In the armies of France, this signified an apology for some injury done to another or satisfaction given for an offense committed against the rules of honor or military etiquette.
It was also applied to an infamous kind of punishment inflicted upon traitors, parricides, or sacrilegious persons in the following manner: The offender being delivered into a the hands of the hangman, his shirt stripped off, a rope put about his neck, and a taper in his hand; then he was led into the court, where he begged pardon of God, the court, and his country. Sometimes punishment ended there; but sometimes it was only a prelude to death, or banishment to the galleys.
Related term(s): None
Category: Government and Law

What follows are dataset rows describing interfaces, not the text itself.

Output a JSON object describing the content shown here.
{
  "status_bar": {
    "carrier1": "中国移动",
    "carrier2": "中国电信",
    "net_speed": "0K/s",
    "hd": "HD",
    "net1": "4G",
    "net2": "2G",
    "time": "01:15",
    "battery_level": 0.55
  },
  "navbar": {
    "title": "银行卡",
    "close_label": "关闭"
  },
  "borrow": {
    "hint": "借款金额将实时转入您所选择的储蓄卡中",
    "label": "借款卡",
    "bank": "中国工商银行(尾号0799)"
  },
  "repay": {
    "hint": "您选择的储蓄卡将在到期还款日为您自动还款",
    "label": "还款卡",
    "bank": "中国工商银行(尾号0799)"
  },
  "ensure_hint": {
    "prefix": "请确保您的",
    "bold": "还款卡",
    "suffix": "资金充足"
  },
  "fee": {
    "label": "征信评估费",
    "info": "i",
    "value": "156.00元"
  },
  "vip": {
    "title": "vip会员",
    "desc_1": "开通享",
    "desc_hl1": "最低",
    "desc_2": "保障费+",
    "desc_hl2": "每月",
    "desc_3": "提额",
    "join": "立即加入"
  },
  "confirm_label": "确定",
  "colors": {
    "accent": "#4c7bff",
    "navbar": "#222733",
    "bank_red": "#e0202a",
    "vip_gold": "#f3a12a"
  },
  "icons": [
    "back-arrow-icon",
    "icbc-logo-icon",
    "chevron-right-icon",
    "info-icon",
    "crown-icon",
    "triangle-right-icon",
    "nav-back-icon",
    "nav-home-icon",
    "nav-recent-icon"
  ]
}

Source information: Wilhelm, Thomas. A Military Dictionary and Gazetteer. Philadelphia: L.R. Hamersly & Co., 1881. 19-20.